National Security Council spokeswoman Caitlin Hayden told Yahoo News in an email that a much-publicized statement last year by President Barack Obama that US drone strikes would only be carried out if there is a “near certainty” of no civilian injuries would not apply to the US campaign against jihadi forces in Syria and Iraq.
Hayden wrote that the “near certainty” rule was intended “only when we take direct action ‘outside areas of active hostilities,’ as we noted at the time.
“That description — outside areas of active hostilities — simply does not fit what we are seeing on the ground in Iraq and Syria right now,” she continued, but added that the strikes, “like all US military operations, are being conducted consistently with the laws of armed conflict, proportionality and distinction.”
The statement came after reports that a dozen civilians, including women and children, were killed on September 23 after an errant Tomahawk cruise missile hit a house in the village of Kafr Daryan, in Syria’s Idlib province, believed to be a stronghold of al-Qaeda-linked militants.
In a briefing to the House Foreign Affairs Committee last week, Syrian rebel commanders described scenes of devastation as the bodies of women and children were pulled from the beneath the rubble of the destroyed building, which was apparently being used as a shelter for displaced civilians.
A video allegedly showing the damage from the attack was also posted on the Internet.
When asked about the incident on Tuesday, a US Central Command spokesman said that the military “did target a Khorasan group compound near this location.
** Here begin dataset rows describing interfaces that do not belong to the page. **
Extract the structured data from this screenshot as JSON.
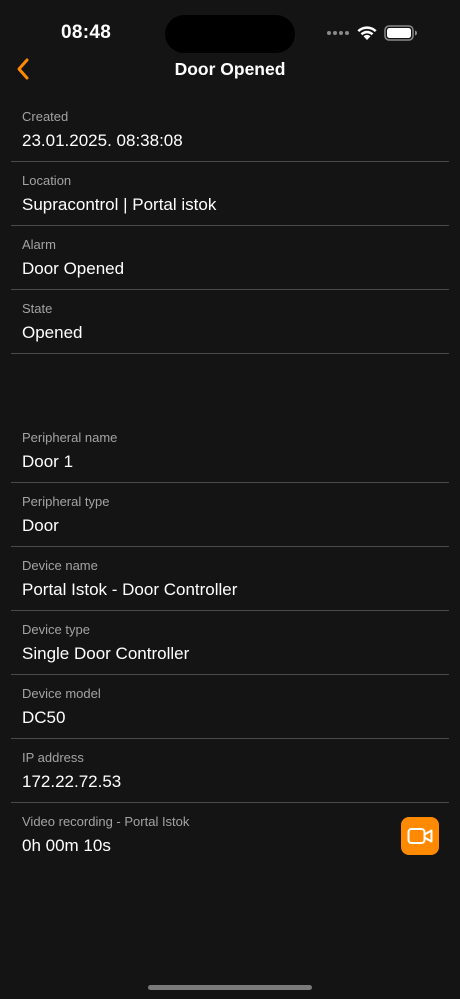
{
  "status_bar": {
    "time": "08:48"
  },
  "header": {
    "title": "Door Opened",
    "back_icon": "chevron-left-icon",
    "accent_color": "#ff8a00"
  },
  "alarm_fields": [
    {
      "label": "Created",
      "value": "23.01.2025. 08:38:08"
    },
    {
      "label": "Location",
      "value": "Supracontrol | Portal istok"
    },
    {
      "label": "Alarm",
      "value": "Door Opened"
    },
    {
      "label": "State",
      "value": "Opened"
    }
  ],
  "peripheral_fields": [
    {
      "label": "Peripheral name",
      "value": "Door 1"
    },
    {
      "label": "Peripheral type",
      "value": "Door"
    },
    {
      "label": "Device name",
      "value": "Portal Istok - Door Controller"
    },
    {
      "label": "Device type",
      "value": "Single Door Controller"
    },
    {
      "label": "Device model",
      "value": "DC50"
    },
    {
      "label": "IP address",
      "value": "172.22.72.53"
    }
  ],
  "video_recording": {
    "label": "Video recording - Portal Istok",
    "duration": "0h 00m 10s",
    "button_icon": "video-camera-icon"
  }
}
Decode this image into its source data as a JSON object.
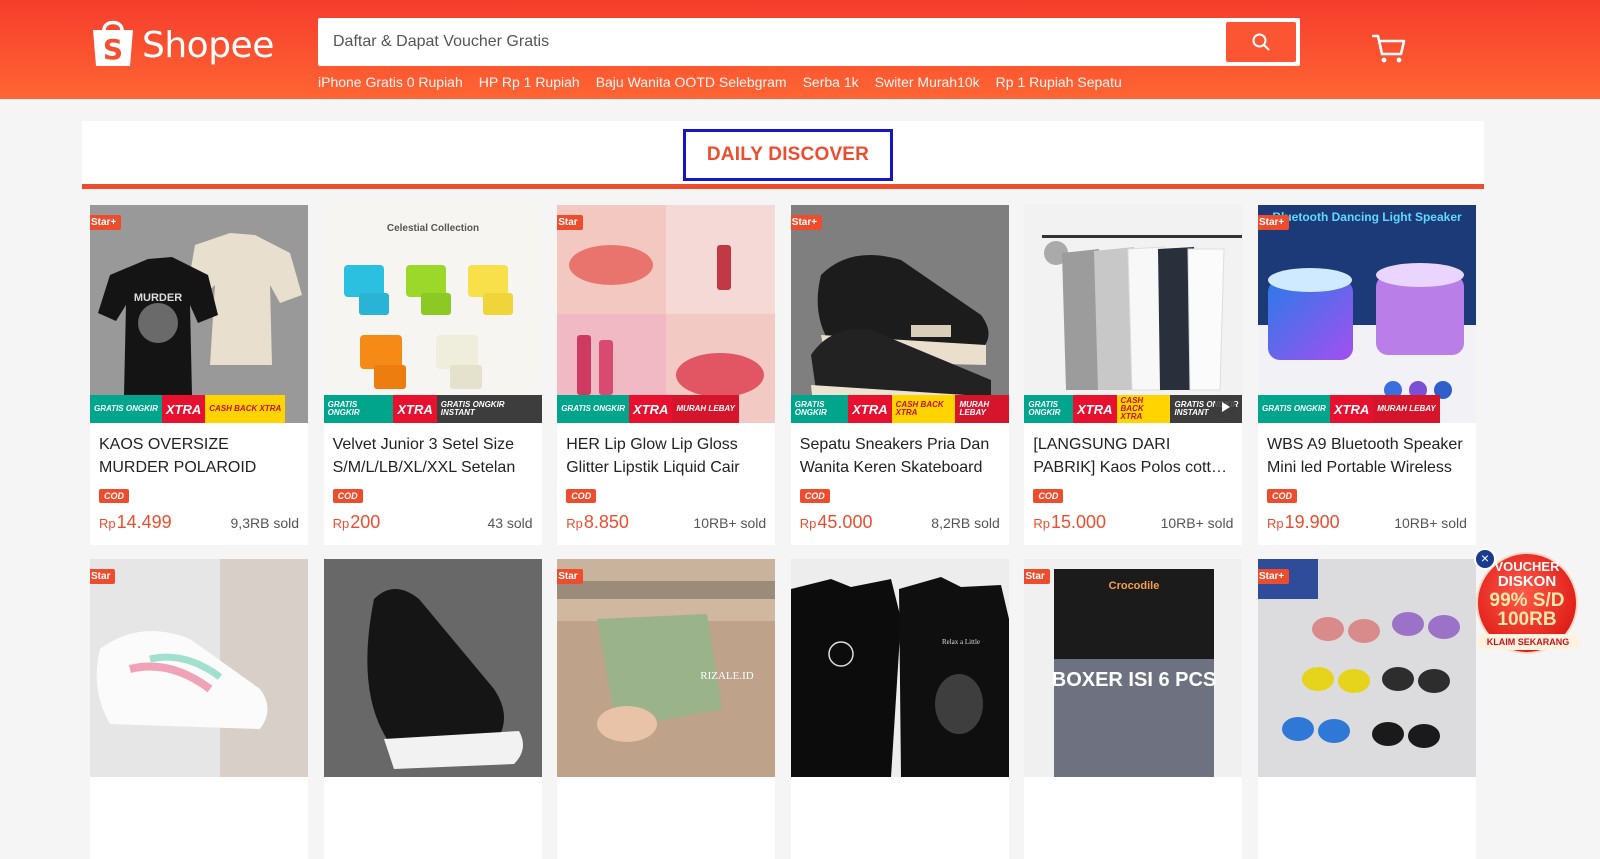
{
  "header": {
    "logo_text": "Shopee",
    "search_placeholder": "Daftar & Dapat Voucher Gratis",
    "hot_keywords": [
      "iPhone Gratis 0 Rupiah",
      "HP Rp 1 Rupiah",
      "Baju Wanita OOTD Selebgram",
      "Serba 1k",
      "Switer Murah10k",
      "Rp 1 Rupiah Sepatu"
    ]
  },
  "section": {
    "title": "DAILY DISCOVER"
  },
  "products": [
    {
      "name": "KAOS OVERSIZE MURDER POLAROID",
      "star": "Star+",
      "currency": "Rp",
      "price": "14.499",
      "sold": "9,3RB sold",
      "badges": [
        "GRATIS ONGKIR",
        "XTRA",
        "CASH BACK XTRA"
      ],
      "cod": "COD"
    },
    {
      "name": "Velvet Junior 3 Setel Size S/M/L/LB/XL/XXL Setelan",
      "star": "",
      "currency": "Rp",
      "price": "200",
      "sold": "43 sold",
      "badges": [
        "GRATIS ONGKIR",
        "XTRA",
        "GRATIS ONGKIR INSTANT"
      ],
      "cod": "COD"
    },
    {
      "name": "HER Lip Glow Lip Gloss Glitter Lipstik Liquid Cair",
      "star": "Star",
      "currency": "Rp",
      "price": "8.850",
      "sold": "10RB+ sold",
      "badges": [
        "GRATIS ONGKIR",
        "XTRA",
        "MURAH LEBAY"
      ],
      "cod": "COD"
    },
    {
      "name": "Sepatu Sneakers Pria Dan Wanita Keren Skateboard",
      "star": "Star+",
      "currency": "Rp",
      "price": "45.000",
      "sold": "8,2RB sold",
      "badges": [
        "GRATIS ONGKIR",
        "XTRA",
        "CASH BACK XTRA",
        "MURAH LEBAY"
      ],
      "cod": "COD"
    },
    {
      "name": "[LANGSUNG DARI PABRIK] Kaos Polos cotton combed",
      "star": "",
      "currency": "Rp",
      "price": "15.000",
      "sold": "10RB+ sold",
      "badges": [
        "GRATIS ONGKIR",
        "XTRA",
        "CASH BACK XTRA",
        "GRATIS ONGKIR INSTANT"
      ],
      "cod": "COD"
    },
    {
      "name": "WBS A9 Bluetooth Speaker Mini led Portable Wireless",
      "star": "Star+",
      "currency": "Rp",
      "price": "19.900",
      "sold": "10RB+ sold",
      "badges": [
        "GRATIS ONGKIR",
        "XTRA",
        "MURAH LEBAY"
      ],
      "cod": "COD"
    }
  ],
  "products_row2": [
    {
      "star": "Star",
      "image_text": ""
    },
    {
      "star": "",
      "image_text": ""
    },
    {
      "star": "Star",
      "image_text": "RIZALE.ID"
    },
    {
      "star": "",
      "image_text": "Relax a Little"
    },
    {
      "star": "Star",
      "image_text": "BOXER ISI 6 PCS"
    },
    {
      "star": "Star+",
      "image_text": ""
    }
  ],
  "image_texts": {
    "celestial": "Celestial Collection",
    "speaker": "Bluetooth Dancing Light Speaker",
    "crocodile": "Crocodile"
  },
  "floating_voucher": {
    "line1": "VOUCHER",
    "line2": "DISKON",
    "line3": "99% S/D",
    "line4": "100RB",
    "claim": "KLAIM SEKARANG"
  },
  "colors": {
    "brand": "#ee4d2d",
    "header_top": "#f53d2d",
    "header_bottom": "#ff6533",
    "highlight_box": "#1616c8"
  },
  "icons": {
    "search": "search-icon",
    "cart": "cart-icon",
    "logo": "shopee-bag-icon",
    "close": "close-icon"
  }
}
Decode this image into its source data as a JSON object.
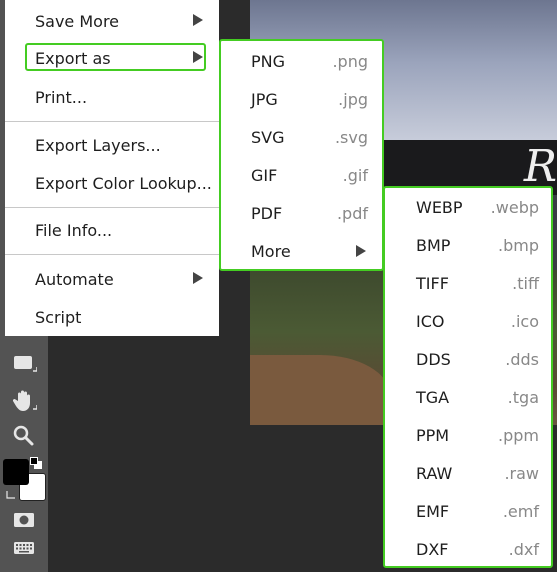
{
  "menu": {
    "items": [
      {
        "label": "Save More",
        "submenu": true
      },
      {
        "label": "Export as",
        "submenu": true,
        "highlighted": true
      },
      {
        "label": "Print..."
      },
      {
        "label": "Export Layers..."
      },
      {
        "label": "Export Color Lookup..."
      },
      {
        "label": "File Info..."
      },
      {
        "label": "Automate",
        "submenu": true
      },
      {
        "label": "Script"
      }
    ]
  },
  "export_submenu": {
    "items": [
      {
        "label": "PNG",
        "ext": ".png"
      },
      {
        "label": "JPG",
        "ext": ".jpg"
      },
      {
        "label": "SVG",
        "ext": ".svg"
      },
      {
        "label": "GIF",
        "ext": ".gif"
      },
      {
        "label": "PDF",
        "ext": ".pdf"
      },
      {
        "label": "More",
        "submenu": true
      }
    ]
  },
  "more_submenu": {
    "items": [
      {
        "label": "WEBP",
        "ext": ".webp"
      },
      {
        "label": "BMP",
        "ext": ".bmp"
      },
      {
        "label": "TIFF",
        "ext": ".tiff"
      },
      {
        "label": "ICO",
        "ext": ".ico"
      },
      {
        "label": "DDS",
        "ext": ".dds"
      },
      {
        "label": "TGA",
        "ext": ".tga"
      },
      {
        "label": "PPM",
        "ext": ".ppm"
      },
      {
        "label": "RAW",
        "ext": ".raw"
      },
      {
        "label": "EMF",
        "ext": ".emf"
      },
      {
        "label": "DXF",
        "ext": ".dxf"
      }
    ]
  },
  "canvas": {
    "partial_title": "R"
  },
  "colors": {
    "highlight": "#44cc22",
    "menu_bg": "#ffffff",
    "toolbar_bg": "#535353",
    "workspace_bg": "#2b2b2b",
    "foreground_swatch": "#000000",
    "background_swatch": "#ffffff"
  },
  "toolbar": {
    "icons": [
      "rectangle-shape-icon",
      "hand-icon",
      "zoom-icon",
      "color-swatches",
      "quick-mask-icon",
      "keyboard-icon"
    ]
  }
}
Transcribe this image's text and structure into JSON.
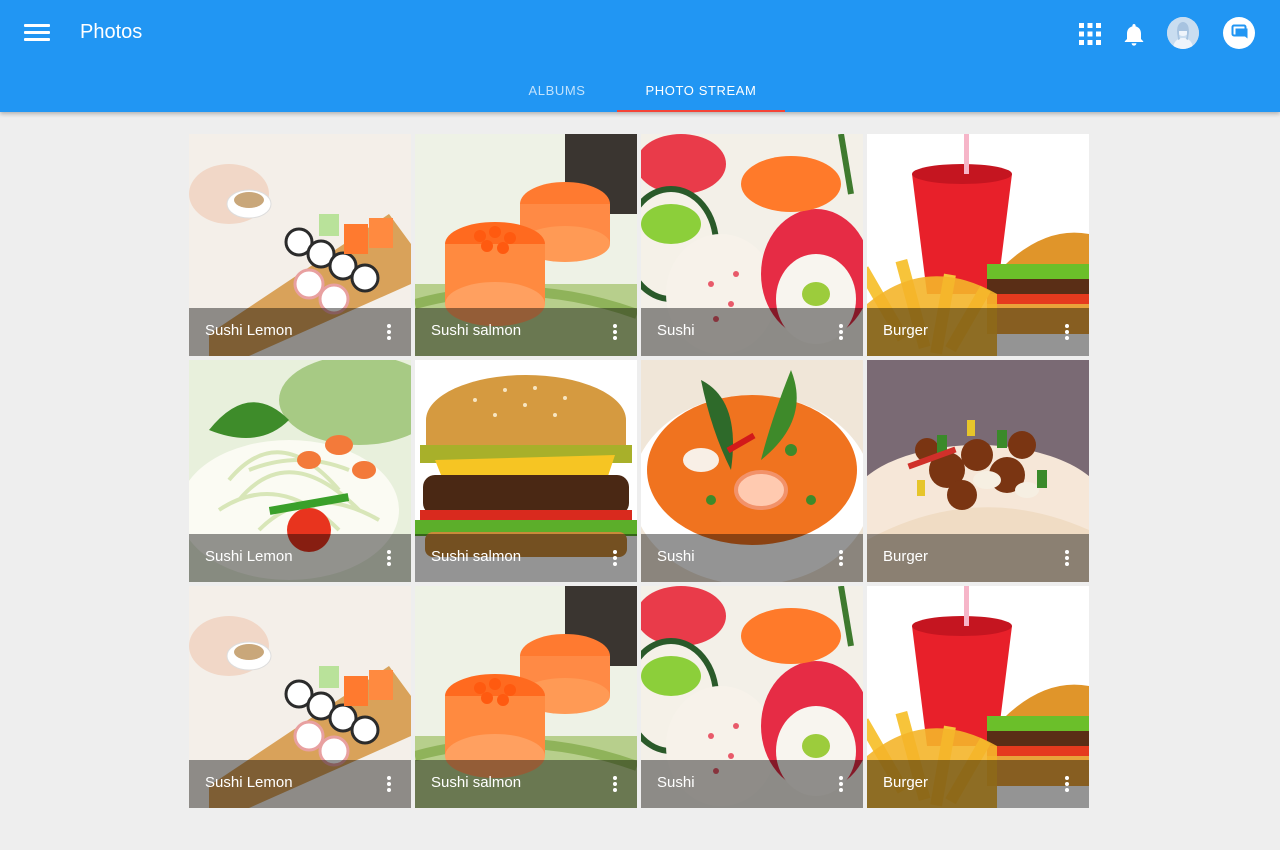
{
  "app": {
    "title": "Photos",
    "primary_color": "#2196f3",
    "accent_color": "#f44336"
  },
  "header": {
    "menu_icon": "hamburger-menu-icon",
    "actions": [
      {
        "name": "apps-icon"
      },
      {
        "name": "notifications-icon"
      },
      {
        "name": "avatar"
      },
      {
        "name": "chat-icon"
      }
    ]
  },
  "tabs": [
    {
      "label": "ALBUMS",
      "active": false
    },
    {
      "label": "PHOTO STREAM",
      "active": true
    }
  ],
  "photos": [
    {
      "title": "Sushi Lemon",
      "kind": "sushi-board"
    },
    {
      "title": "Sushi salmon",
      "kind": "salmon-roll"
    },
    {
      "title": "Sushi",
      "kind": "sushi-rolls"
    },
    {
      "title": "Burger",
      "kind": "burger-fries"
    },
    {
      "title": "Sushi Lemon",
      "kind": "papaya-salad"
    },
    {
      "title": "Sushi salmon",
      "kind": "burger"
    },
    {
      "title": "Sushi",
      "kind": "tom-yum"
    },
    {
      "title": "Burger",
      "kind": "stir-fry"
    },
    {
      "title": "Sushi Lemon",
      "kind": "sushi-board"
    },
    {
      "title": "Sushi salmon",
      "kind": "salmon-roll"
    },
    {
      "title": "Sushi",
      "kind": "sushi-rolls"
    },
    {
      "title": "Burger",
      "kind": "burger-fries"
    }
  ]
}
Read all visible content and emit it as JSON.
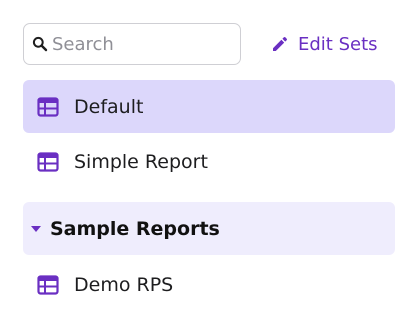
{
  "search": {
    "placeholder": "Search",
    "value": ""
  },
  "edit_sets": {
    "label": "Edit Sets"
  },
  "items": [
    {
      "label": "Default",
      "selected": true
    },
    {
      "label": "Simple Report",
      "selected": false
    }
  ],
  "group": {
    "label": "Sample Reports",
    "expanded": true,
    "items": [
      {
        "label": "Demo RPS"
      }
    ]
  },
  "colors": {
    "accent": "#6a2fc2",
    "selected_bg": "#dcd7fb",
    "group_bg": "#efedfd"
  },
  "icons": {
    "search": "search-icon",
    "edit": "pencil-icon",
    "report": "table-icon",
    "group_toggle": "caret-down-icon"
  }
}
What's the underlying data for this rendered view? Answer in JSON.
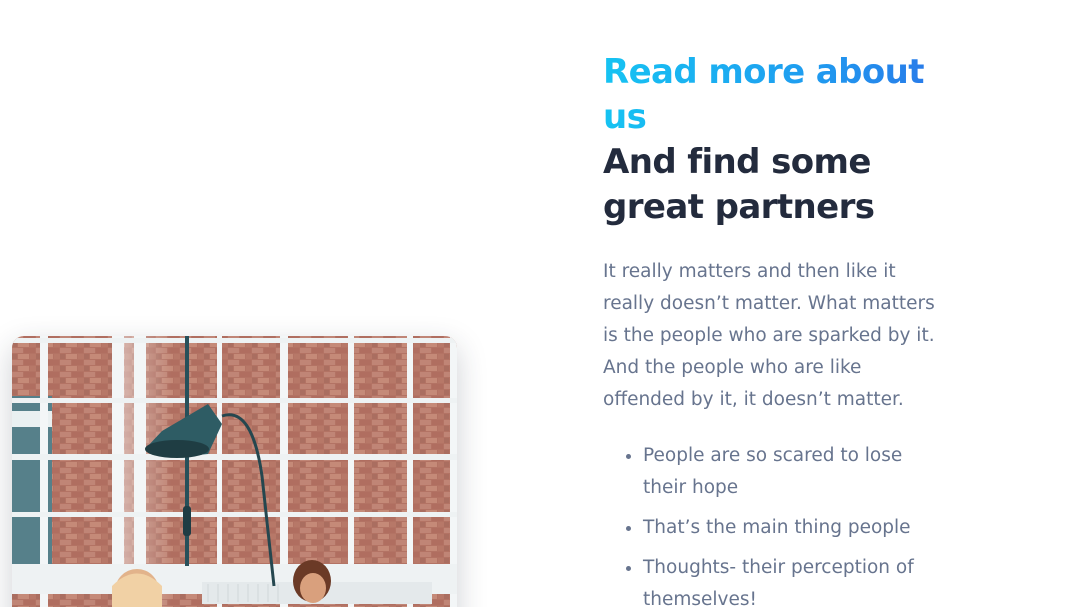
{
  "section": {
    "heading_accent": "Read more about us",
    "heading_main": "And find some great partners",
    "intro": "It really matters and then like it really doesn’t matter. What matters is the people who are sparked by it. And the people who are like offended by it, it doesn’t matter.",
    "bullets": [
      "People are so scared to lose their hope",
      "That’s the main thing people",
      "Thoughts- their perception of themselves!"
    ]
  },
  "photo": {
    "subject": "office-photo",
    "colors": {
      "brick": "#b06a58",
      "window_frame": "#f4f7f8",
      "lamp": "#2f5f66"
    }
  },
  "colors": {
    "accent_start": "#16c3f2",
    "accent_end": "#2a76e8",
    "heading": "#232b3d",
    "body_text": "#67748e"
  }
}
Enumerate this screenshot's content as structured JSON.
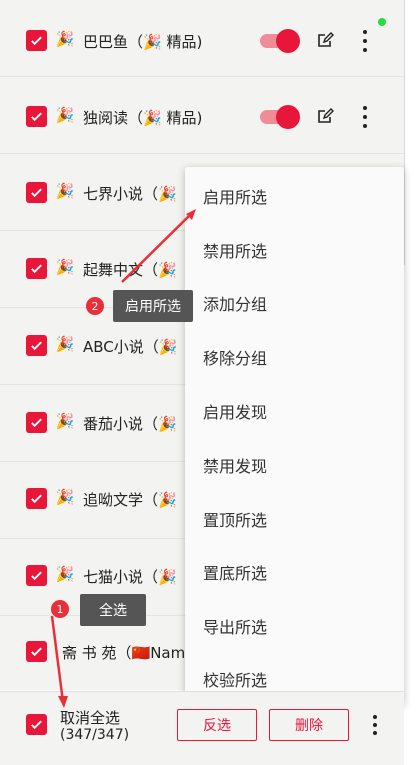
{
  "sources": [
    {
      "emoji": "🎉",
      "name": "巴巴鱼（🎉 精品)",
      "toggle": true
    },
    {
      "emoji": "🎉",
      "name": "独阅读（🎉 精品)",
      "toggle": true
    },
    {
      "emoji": "🎉",
      "name": "七界小说（🎉"
    },
    {
      "emoji": "🎉",
      "name": "起舞中文（🎉"
    },
    {
      "emoji": "🎉",
      "name": "ABC小说（🎉"
    },
    {
      "emoji": "🎉",
      "name": "番茄小说（🎉"
    },
    {
      "emoji": "🎉",
      "name": "追呦文学（🎉"
    },
    {
      "emoji": "🎉",
      "name": "七猫小说（🎉"
    },
    {
      "emoji": "",
      "name": "斋 书 苑（🇨🇳Nam"
    }
  ],
  "menu": {
    "items": [
      "启用所选",
      "禁用所选",
      "添加分组",
      "移除分组",
      "启用发现",
      "禁用发现",
      "置顶所选",
      "置底所选",
      "导出所选",
      "校验所选"
    ]
  },
  "bottom": {
    "select_label": "取消全选",
    "count": "(347/347)",
    "invert_label": "反选",
    "delete_label": "删除"
  },
  "annotations": {
    "step1_number": "1",
    "step1_label": "全选",
    "step2_number": "2",
    "step2_label": "启用所选"
  },
  "colors": {
    "accent": "#e8173a",
    "toggle_track": "#f08b98",
    "tooltip": "#555555",
    "status_dot": "#22dd44"
  }
}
However, we have seen no evidence at this time to corroborate claims of civilian casualties,” Yahoo reported.
However, Hayden said that the US would “take all credible allegations seriously” and investigate such reports.
In a May 2013 speech Obama acknowledged that American drone strikes in Pakistan and Yemen had killed civilians, but defended continuing the campaign while also stipulating that “there must be near-certainty that no civilians will be killed or injured — the highest standard we can set.”
Obama’s tighter policy on strikes, which are said to now require case-by-case presidential sign-offs, came amid rising anger over civilian deaths in the ongoing US campaign to assassinate alleged terrorist leaders in Pakistan and Yemen.
In December 2013, a wedding procession in Yemen was attacked in what was believed to be a US drone strike. Dozens of people were killed.
A former official, familiar with the rules of engagement, explained that the relaxed policy hinted at by Hayden would also give US Central Command greater freedom to order targeted strikes against the Islamic State without White House oversight.
Led by the US, a coalition of Western nations recently began an airstrike campaign against jihadi targets in Iraq and Syria, and especially the Islamic State group, which has carved out a self-declared Islamic caliphate in the territories of those countries.